We’re all under a cloud right now.
You can look outside our window to see some of it. Wildfire smoke has blown in on an ill wind, carried by a rare easterly gale over Labor Day that spread fires even west of the Cascades. It’s a most unwelcome return to the new “Ash-gust” or “SmokedEmber” season that has become sadly common these past few years.
We’re also laboring to catch our breath under an onslaught of misinformation, blame and suspicion.
As wildfires spread this week, roaring through far-flung areas as well as unusually close to cites, irresponsible rumors began swirling online. Some said far-left or far-right protesters were to blame.
Police and fire officials begged people not to share these rumors, but in a vacuum of uncertainty, people flock to whatever “information” is available, even if it’s spun together like cotton candy from nothing more than the toxic sugar high we feel from blaming all our ills on bogeymen.
As always, a hint of truth underlies conspiracy theories.
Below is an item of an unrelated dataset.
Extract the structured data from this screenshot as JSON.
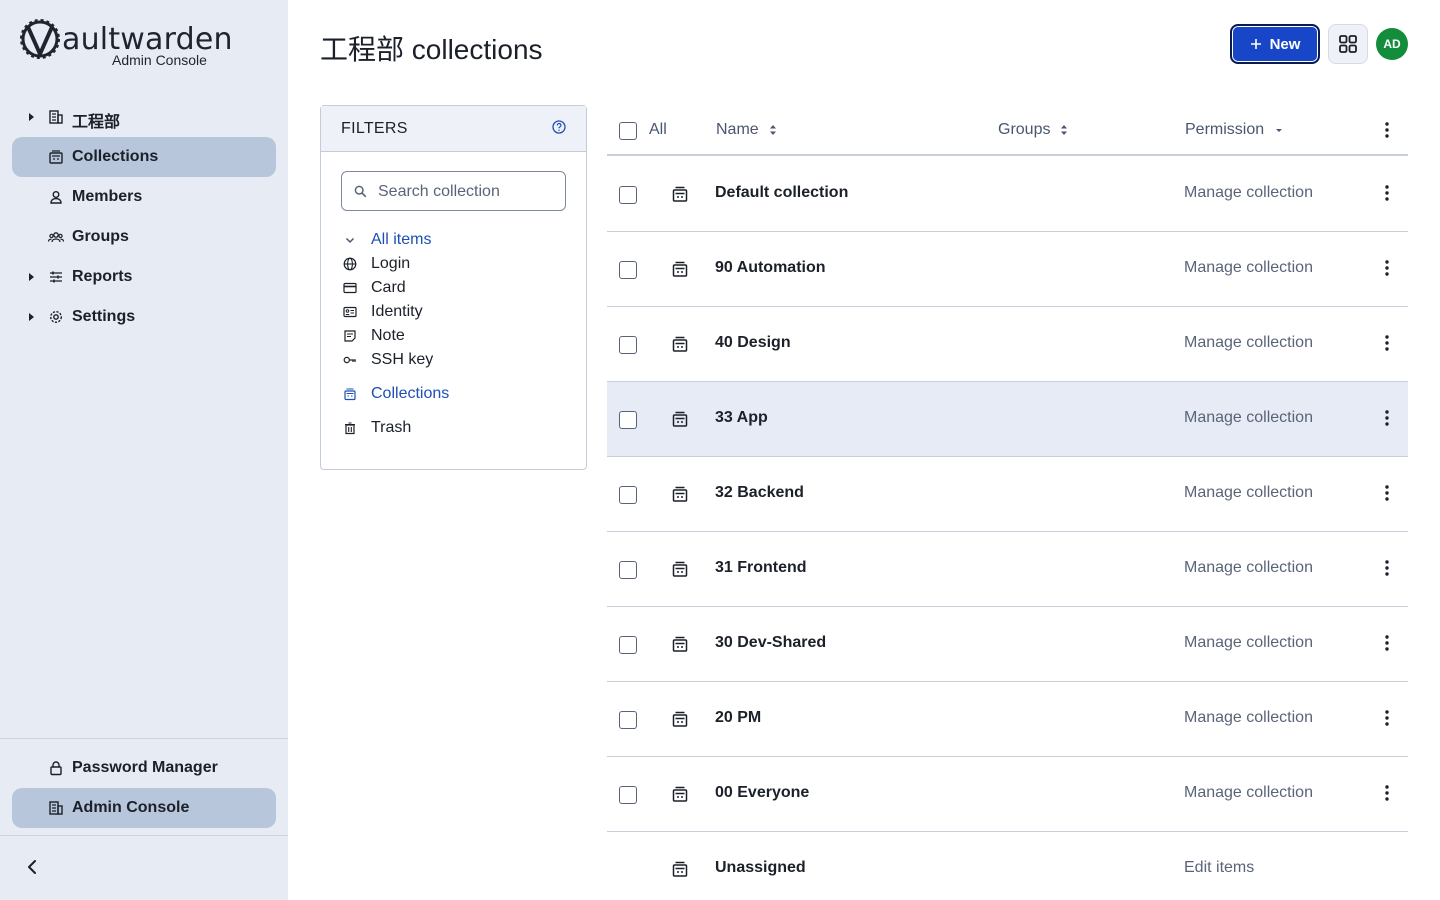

There have been a few scattered arrests for arson, but no evidence they are from politically motivated extremist, and certainly nothing like the “coordinated attack” that some irresponsible click-bait social media posts, gussied up like news sites, were claiming.
These rumors make the job of law enforcement harder.
“Rumors spread just like wildfire,” the Douglas County Sheriff’s Office in Oregon posted, “and now our 9-1-1 dispatchers and professional staff are being overrun with requests for information and inquiries on an UNTRUE rumor that 6 Antifa members have been arrested for setting fires.”
In hard times, we need responsible facts, not reckless speculation. We need to follow our highest impulses.
Fortunately, as we peer through the thick, acrid smoke, there is nobility and bravery on display to inspire us to do just that.
In California, air national guard members flew helicopters through worse-that-warlike conditions to rescue people encircled by flames.
The U.S. Forest Service found a way to rescue people trapped in Oregon, who were about ready to head for the docks to leap into the water and “make a last stand.”
Heroic rescues in dramatic situations show what is possible when steadfast courage and intelligent creativity meet an unexpectedly dangerous situation.
Many of us imagine how we might respond to that kind of a desperate crisis. We hope we’d be brave and quick-witted to save the day.
In hard times, we can all summon our heroic natures by refusing to jump to conclusions based on rumors and shaky supposition.
What’s ahead will call for even more steadfast courage.
How we respond to disasters like wildfires and global pandemics can bring out the worst in us — fear, blame, suspicion and a rush to judgment. We can give up, throwing up our hands and saying “it is what it is.”
Or we can listen to our better angels — and to one another. We can wait for responsible, accountable reporting and trustworthy information, rather than online rumors and scammy fake news sites.
Rather than looking for conspiracies, let’s look for solutions.
Let’s give the benefit of the doubt to the people who show up every day and take responsibility for their mistakes, rather than a fly-by-night newcomer who pops up with exactly what we want to hear.
Let’s listen to both sides as we try to prevent conflagration seasons from becoming the new normal. Folks on the left say that the solution is aggressive action against climate change. Folks on the right say we need to increase logging and thinning to clear forests from thick overgrowth.
Maybe there is some truth on both sides. Maybe partisan advocates could act as statesmen, looking for a broad solution and a grand bargain that incorporates decent ideas from both perspectives.
Firefighters douse flames with water and dig fire lines to prevent blazes from racing across the countryside. In the same way, we need to arm ourselves with trust and responsibility to fight the fires of lies and suspicion that are burning through our civic life.
There are arsonists out there, lighting fires in the trees and on Facebook.
Will you fan the flames or will you be a person to spread cool water to fight the blaze?
Brian Mittge is peering through the smoke south of Chehalis. Drop him a line at email@example.com.